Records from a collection
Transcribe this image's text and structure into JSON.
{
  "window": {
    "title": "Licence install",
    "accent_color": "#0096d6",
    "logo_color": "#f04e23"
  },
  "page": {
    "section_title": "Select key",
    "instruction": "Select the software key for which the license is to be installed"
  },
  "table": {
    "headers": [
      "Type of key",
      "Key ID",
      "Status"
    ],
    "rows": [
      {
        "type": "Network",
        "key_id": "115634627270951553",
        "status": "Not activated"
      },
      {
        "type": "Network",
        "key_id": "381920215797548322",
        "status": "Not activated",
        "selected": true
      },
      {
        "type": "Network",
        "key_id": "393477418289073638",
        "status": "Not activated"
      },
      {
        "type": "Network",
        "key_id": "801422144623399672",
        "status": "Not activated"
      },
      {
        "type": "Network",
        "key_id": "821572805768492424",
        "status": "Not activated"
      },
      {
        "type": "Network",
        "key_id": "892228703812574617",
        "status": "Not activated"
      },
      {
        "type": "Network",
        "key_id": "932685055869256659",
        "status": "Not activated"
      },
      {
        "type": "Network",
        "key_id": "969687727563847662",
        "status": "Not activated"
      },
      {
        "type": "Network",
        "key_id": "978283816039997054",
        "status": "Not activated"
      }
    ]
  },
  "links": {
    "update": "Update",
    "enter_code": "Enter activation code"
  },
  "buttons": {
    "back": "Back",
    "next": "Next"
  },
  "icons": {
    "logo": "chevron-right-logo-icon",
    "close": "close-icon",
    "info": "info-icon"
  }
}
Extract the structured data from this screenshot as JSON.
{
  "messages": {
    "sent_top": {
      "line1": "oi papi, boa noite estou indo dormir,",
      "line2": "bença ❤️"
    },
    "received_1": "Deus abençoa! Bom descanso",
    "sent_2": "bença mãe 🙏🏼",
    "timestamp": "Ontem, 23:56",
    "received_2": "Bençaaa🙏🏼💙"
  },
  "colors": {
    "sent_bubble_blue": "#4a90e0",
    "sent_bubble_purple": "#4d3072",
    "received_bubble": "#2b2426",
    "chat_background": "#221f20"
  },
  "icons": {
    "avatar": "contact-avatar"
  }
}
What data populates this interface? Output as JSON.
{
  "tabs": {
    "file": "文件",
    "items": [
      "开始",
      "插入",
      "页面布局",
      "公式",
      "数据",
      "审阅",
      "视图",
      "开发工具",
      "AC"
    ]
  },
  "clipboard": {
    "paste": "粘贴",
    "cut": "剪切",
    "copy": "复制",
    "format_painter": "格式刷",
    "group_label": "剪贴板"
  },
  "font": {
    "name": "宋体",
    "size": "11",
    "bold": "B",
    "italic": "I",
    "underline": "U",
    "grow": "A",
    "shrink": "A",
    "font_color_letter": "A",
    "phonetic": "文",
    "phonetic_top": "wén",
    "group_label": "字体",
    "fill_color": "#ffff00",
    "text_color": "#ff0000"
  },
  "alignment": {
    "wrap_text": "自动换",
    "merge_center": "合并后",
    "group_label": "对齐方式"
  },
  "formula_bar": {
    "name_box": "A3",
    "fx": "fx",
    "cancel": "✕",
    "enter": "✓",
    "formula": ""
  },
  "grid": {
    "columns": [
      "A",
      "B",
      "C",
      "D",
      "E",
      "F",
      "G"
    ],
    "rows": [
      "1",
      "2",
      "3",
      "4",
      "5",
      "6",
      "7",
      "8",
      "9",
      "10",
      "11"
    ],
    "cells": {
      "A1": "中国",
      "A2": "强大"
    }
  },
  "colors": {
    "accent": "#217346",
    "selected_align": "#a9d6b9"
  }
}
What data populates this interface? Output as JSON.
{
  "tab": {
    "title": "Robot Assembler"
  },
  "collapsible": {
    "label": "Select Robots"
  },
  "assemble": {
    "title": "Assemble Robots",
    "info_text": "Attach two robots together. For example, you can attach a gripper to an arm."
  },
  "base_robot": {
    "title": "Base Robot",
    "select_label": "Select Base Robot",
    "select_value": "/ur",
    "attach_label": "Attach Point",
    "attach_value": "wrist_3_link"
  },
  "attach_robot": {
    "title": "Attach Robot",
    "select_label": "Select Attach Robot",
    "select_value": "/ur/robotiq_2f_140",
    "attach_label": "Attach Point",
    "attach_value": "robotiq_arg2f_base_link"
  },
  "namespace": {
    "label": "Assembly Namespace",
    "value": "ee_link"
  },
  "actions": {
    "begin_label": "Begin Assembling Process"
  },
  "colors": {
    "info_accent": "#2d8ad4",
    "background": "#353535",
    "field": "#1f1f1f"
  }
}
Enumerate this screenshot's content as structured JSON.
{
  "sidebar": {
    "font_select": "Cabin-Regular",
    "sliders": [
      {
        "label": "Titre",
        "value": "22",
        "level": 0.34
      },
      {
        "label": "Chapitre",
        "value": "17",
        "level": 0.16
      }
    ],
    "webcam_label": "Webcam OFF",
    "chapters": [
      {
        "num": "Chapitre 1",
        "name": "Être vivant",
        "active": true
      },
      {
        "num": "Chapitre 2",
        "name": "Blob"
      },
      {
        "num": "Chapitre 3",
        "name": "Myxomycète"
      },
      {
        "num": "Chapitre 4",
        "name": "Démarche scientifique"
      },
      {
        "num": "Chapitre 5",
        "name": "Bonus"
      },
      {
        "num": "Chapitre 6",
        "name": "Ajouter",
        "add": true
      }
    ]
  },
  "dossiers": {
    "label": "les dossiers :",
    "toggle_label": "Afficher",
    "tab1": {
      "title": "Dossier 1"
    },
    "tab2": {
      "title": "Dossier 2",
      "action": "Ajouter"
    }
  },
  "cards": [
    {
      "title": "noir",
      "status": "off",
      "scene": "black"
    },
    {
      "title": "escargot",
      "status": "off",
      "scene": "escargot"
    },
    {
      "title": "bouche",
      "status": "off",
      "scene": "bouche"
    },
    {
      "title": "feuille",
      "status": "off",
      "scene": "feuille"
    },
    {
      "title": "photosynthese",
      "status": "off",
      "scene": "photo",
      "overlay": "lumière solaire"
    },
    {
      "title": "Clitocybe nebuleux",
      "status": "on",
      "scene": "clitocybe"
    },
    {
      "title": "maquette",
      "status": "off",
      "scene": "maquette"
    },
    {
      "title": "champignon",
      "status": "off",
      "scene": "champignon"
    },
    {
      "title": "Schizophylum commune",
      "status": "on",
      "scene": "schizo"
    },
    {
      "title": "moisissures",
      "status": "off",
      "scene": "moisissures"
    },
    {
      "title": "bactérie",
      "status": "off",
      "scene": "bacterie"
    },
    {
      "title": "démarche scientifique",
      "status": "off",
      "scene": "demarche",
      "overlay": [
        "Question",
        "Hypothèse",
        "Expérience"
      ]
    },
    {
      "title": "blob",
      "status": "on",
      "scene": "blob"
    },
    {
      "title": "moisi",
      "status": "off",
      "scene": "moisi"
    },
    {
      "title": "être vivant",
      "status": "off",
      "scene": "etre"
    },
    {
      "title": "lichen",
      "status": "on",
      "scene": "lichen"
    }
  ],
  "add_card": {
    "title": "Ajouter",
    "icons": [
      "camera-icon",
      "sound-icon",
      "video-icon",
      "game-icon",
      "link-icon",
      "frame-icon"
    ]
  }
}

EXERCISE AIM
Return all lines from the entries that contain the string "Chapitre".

RESPONSE TO THIS TASK
        "label": "Chapitre",
        "num": "Chapitre 1",
        "num": "Chapitre 2",
        "num": "Chapitre 3",
        "num": "Chapitre 4",
        "num": "Chapitre 5",
        "num": "Chapitre 6",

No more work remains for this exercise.